Show Summary Details

Page of

Printed from Oxford Research Encyclopedias, Neuroscience. Under the terms of the licence agreement, an individual user may print out a single article for personal use (for details see Privacy Policy and Legal Notice).

date: 30 September 2023

Urochordate Nervous Systemslocked

Urochordate Nervous Systemslocked

  • Kerrianne RyanKerrianne RyanDepartment of Psychology and Neuroscience, Dalhousie University
  •  and Ian A. MeinertzhagenIan A. MeinertzhagenDepartment of Psychology and Neuroscience, Dalhousie University


Urochordates are chordate siblings that comprise the following marine invertebrates: the sessile Ascidiaceae, or sea squirts; planktonic Larvacea; and the pelagic salps, doliolids, and pyrosomes (collectively the Thaliacea), each more beautiful than the next. Tadpole larvae of ascidians and adult larvaceans both have a body plan that is chordate, with a notochord and dorsal, tubular nervous system that forms from a neural plate. Thalaciacea have a ganglion developed from a tubular structure, which has been compared to the vertebrate mes-metencephalic region, and while salps have well developed eyes, other anterior brain components are absent, and the connections within their central nervous system, as well as the neurobiology of other Thaliacea are all little reported. The ascidian tadpole larva is extensively reported, especially in the model species Ciona intestinalis, as is the caudal nerve cord in the larvacean Oikopleura dioica.
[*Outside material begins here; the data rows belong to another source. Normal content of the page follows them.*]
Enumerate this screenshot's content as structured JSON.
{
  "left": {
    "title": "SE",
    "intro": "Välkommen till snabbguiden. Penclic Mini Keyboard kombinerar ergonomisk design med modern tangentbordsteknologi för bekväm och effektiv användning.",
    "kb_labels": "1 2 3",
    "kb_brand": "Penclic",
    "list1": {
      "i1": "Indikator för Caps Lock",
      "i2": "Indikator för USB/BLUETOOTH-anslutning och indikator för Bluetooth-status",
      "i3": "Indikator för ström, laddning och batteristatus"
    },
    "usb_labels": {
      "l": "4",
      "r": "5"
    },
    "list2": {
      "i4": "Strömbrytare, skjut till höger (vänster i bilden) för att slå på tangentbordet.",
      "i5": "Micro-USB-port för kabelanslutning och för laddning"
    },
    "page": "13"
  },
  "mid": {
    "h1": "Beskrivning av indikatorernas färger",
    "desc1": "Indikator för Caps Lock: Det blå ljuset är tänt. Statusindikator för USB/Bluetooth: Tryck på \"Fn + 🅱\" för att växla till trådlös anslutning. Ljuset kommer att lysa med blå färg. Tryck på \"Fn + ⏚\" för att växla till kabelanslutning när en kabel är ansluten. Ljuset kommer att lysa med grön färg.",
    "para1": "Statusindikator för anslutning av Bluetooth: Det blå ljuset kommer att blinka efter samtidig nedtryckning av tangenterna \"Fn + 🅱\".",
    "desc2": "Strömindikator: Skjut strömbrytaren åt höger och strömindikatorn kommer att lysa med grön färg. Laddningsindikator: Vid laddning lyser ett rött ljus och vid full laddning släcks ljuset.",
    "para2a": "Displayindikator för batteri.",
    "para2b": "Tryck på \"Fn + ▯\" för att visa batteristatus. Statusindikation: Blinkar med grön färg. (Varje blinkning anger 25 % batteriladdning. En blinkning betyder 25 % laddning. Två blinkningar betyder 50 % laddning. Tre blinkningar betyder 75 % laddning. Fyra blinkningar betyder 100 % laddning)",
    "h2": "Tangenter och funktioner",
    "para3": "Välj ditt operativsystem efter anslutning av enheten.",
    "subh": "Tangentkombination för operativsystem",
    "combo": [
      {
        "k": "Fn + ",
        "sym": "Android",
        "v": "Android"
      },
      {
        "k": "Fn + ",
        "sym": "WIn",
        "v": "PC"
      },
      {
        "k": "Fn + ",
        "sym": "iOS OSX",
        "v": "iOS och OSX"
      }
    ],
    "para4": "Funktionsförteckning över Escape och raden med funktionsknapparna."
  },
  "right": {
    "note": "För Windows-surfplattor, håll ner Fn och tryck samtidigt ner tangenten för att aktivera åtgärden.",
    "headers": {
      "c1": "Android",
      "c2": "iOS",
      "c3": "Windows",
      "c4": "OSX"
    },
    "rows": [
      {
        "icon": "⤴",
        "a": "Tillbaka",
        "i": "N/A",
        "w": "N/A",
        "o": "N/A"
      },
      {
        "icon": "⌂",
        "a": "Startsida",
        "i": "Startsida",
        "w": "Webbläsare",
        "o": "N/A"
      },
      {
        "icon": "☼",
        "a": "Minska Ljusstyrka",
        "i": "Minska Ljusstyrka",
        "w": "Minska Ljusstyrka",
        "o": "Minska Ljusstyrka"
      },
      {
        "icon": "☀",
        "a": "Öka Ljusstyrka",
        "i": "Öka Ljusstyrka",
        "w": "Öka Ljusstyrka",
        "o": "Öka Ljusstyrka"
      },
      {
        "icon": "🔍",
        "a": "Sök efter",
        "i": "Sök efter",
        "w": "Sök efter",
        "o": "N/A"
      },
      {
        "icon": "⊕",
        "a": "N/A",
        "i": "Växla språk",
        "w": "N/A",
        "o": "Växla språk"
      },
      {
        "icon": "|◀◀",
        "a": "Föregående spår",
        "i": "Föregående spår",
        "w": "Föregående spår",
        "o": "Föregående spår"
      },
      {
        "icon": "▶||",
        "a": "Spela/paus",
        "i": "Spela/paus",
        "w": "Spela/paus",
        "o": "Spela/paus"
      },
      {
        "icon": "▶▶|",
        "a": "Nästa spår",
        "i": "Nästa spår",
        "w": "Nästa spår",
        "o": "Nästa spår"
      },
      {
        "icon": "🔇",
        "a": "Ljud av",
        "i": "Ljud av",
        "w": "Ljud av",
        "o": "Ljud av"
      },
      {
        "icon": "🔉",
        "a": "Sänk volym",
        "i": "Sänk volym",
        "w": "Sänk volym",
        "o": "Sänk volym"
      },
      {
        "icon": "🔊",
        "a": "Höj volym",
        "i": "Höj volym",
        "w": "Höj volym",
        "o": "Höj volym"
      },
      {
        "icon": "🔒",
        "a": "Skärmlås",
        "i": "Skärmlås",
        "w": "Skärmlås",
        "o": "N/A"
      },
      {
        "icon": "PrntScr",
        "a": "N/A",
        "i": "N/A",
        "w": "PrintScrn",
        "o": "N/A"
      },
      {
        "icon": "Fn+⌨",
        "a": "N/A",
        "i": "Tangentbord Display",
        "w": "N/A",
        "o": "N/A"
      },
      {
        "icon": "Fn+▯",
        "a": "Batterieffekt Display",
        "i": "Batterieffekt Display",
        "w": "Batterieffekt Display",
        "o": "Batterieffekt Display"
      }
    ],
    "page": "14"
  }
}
Chordate features that share proposed homology with vertebrate features include ciliary photoreceptors that hyperpolarize to light, descending decussating motor pathways that resemble Mauthner cell pathways, coronet cells in the ascidian larva and saccus vasculosus of fishes, the neural canal’s Reissner’s fiber; secondary mechanoreceptors that resemble hair cells; and ascidian bipolar cells that are like dorsal root ganglion cells.


  • Invertebrate Neuroscience

You do not currently have access to this article


Please login to access the full content.


Access to the full content requires a subscription